ARCEP is therefore launching a public consultation with respect to the competitive situation concerning access to electronic communications ducts and the possible regulation of this access. The objective of this consultation is to enable all operators to have access to these infrastructures. It would then be possible to achieve fair competition, based on merit, between operators in the rollout of high-speed broadband networks.
The aim of such regulation, focused on these essential infrastructures, would be to encourage investment and to guarantee infrastructure-based competition in the local loop segment. It could reduce the need for asymmetric regulation of the higher network layers and avoid the functional separation which as has been proposed by certain players.
Sharing the terminating segment of fibre networks

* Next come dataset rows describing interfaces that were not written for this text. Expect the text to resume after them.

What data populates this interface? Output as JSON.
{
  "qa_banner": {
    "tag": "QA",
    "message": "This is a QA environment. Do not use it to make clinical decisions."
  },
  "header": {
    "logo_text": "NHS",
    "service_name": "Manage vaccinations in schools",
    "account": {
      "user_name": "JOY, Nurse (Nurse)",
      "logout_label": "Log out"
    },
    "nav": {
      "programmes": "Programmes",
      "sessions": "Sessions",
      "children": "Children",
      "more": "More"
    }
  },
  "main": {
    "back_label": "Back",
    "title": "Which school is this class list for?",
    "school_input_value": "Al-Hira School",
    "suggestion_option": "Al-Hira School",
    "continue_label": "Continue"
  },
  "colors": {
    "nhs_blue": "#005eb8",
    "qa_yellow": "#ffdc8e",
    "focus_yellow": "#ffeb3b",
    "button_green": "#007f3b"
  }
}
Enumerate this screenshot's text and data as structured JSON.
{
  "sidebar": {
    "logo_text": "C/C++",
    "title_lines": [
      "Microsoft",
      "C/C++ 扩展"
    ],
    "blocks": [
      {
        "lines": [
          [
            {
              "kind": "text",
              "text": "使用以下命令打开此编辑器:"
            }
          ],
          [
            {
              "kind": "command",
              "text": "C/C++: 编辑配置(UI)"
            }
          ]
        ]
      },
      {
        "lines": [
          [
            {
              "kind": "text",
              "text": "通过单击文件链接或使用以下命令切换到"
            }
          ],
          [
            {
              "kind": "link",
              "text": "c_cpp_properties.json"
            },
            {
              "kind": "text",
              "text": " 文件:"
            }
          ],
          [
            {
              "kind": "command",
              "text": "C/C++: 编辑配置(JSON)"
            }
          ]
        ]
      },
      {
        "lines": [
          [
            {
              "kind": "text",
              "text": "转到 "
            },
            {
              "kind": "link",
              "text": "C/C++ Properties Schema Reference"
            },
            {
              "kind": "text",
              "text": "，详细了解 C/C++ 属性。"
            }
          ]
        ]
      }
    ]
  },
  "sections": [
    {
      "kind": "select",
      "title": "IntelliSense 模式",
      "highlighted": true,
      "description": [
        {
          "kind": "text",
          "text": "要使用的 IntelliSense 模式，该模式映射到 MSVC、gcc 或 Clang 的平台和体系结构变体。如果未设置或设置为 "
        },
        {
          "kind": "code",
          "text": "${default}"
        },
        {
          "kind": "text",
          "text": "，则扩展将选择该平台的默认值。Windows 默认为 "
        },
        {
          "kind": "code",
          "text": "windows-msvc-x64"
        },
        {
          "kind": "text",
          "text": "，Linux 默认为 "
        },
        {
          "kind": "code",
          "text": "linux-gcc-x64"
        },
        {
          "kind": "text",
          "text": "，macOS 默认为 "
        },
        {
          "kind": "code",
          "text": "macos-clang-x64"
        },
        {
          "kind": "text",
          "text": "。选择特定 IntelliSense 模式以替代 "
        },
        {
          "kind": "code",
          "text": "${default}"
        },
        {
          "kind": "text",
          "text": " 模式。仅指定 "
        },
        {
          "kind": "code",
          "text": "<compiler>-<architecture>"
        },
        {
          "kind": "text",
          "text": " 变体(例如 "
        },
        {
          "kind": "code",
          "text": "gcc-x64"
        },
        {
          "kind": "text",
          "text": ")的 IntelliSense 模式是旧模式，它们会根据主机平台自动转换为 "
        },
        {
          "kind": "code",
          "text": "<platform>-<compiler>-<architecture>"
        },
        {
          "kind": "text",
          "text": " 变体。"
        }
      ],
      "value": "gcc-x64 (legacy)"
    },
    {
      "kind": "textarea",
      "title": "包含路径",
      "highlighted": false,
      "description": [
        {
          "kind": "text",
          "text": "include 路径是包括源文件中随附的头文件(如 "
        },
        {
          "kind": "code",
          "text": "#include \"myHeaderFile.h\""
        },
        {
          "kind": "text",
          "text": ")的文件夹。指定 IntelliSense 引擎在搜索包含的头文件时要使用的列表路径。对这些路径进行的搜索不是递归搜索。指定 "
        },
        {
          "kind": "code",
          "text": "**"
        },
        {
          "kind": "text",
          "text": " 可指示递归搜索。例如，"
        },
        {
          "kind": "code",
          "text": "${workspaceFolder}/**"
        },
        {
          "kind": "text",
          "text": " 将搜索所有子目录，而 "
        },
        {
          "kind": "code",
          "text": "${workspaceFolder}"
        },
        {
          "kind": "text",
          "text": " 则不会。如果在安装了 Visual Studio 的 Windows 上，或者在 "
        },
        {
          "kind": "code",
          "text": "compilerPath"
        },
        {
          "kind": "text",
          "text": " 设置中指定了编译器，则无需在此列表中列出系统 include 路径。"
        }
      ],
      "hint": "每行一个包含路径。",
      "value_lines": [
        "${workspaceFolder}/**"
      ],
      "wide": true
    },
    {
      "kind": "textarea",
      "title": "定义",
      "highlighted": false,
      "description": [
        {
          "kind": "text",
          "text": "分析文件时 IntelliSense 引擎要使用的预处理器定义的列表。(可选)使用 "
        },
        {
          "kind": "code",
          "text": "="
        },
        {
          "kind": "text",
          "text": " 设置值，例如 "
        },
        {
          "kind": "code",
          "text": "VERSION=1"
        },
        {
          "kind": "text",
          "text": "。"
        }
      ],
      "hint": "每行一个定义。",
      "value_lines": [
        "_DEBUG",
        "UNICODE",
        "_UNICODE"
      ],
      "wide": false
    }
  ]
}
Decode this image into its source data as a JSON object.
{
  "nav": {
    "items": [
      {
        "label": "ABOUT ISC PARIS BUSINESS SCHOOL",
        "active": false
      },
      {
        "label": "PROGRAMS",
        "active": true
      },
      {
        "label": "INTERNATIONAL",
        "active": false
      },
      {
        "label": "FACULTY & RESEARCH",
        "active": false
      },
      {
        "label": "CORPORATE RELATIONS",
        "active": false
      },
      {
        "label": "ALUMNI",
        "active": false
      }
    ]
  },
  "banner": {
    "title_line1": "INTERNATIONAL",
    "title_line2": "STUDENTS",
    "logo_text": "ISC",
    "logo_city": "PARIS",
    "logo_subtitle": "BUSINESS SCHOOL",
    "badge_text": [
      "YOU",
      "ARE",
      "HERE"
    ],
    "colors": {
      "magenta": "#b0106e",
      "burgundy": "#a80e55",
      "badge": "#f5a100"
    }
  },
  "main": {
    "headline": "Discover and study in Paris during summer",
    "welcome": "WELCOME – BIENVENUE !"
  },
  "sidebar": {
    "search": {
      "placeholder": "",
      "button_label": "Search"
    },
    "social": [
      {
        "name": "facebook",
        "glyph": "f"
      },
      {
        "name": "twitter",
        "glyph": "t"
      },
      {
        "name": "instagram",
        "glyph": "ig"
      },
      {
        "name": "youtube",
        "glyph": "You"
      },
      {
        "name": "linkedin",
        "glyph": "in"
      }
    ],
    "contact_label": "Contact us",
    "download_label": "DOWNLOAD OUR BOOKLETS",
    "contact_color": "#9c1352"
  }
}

Several operators will be needing to create new local loops in order to bring optical fibre not just to buildings, but also in some cases to the communal areas of these buildings and to accomodation units. Plans are already afoot to begin this process in the largest cities in France.
In the long run it does not seem reasonable for each optical local loop operator to have its own dedicated cables and optical connectors in each building and each separate accommodation unit. The proliferation of work involved would cause considerable inconvenience to the building’s occupants and co-owners. However, people must be able to change broadband operator without having to move home.
The terminating segment of fibre networks must therefore be shared by several operators. The second public consultation launched today by ARCEP concerns the technical, financial and legal issues raised by such shared usage. In view of the complexity of this subject, which affects a number of different aspects of the sector, certain questions lie beyond the strict scope of competence of ARCEP and may require changes to the corresponding legal and regulatory framework.
France Telecom, Free and Neuf Cegetel have all submitted proposals for access to the terminating segment of their fibre networks to ARCEP. The public parts of these proposals are attached to the consultation and are therefore available for discussion by other players on the market.
Responses to the consultations
Responses to the two public consultations must be submitted by 28 September 2007 to the email address thd(@)arcep.fr
Both consultations can be downloaded:
The competitive situation concerning access to electronic communications ducts and the possible regulation of this access (pdf (pdf - 278 Ko)- )
and Shared use by operators of the terminating segment of optical fibre local loop networks (pdf (pdf - 4.42 Mo)- )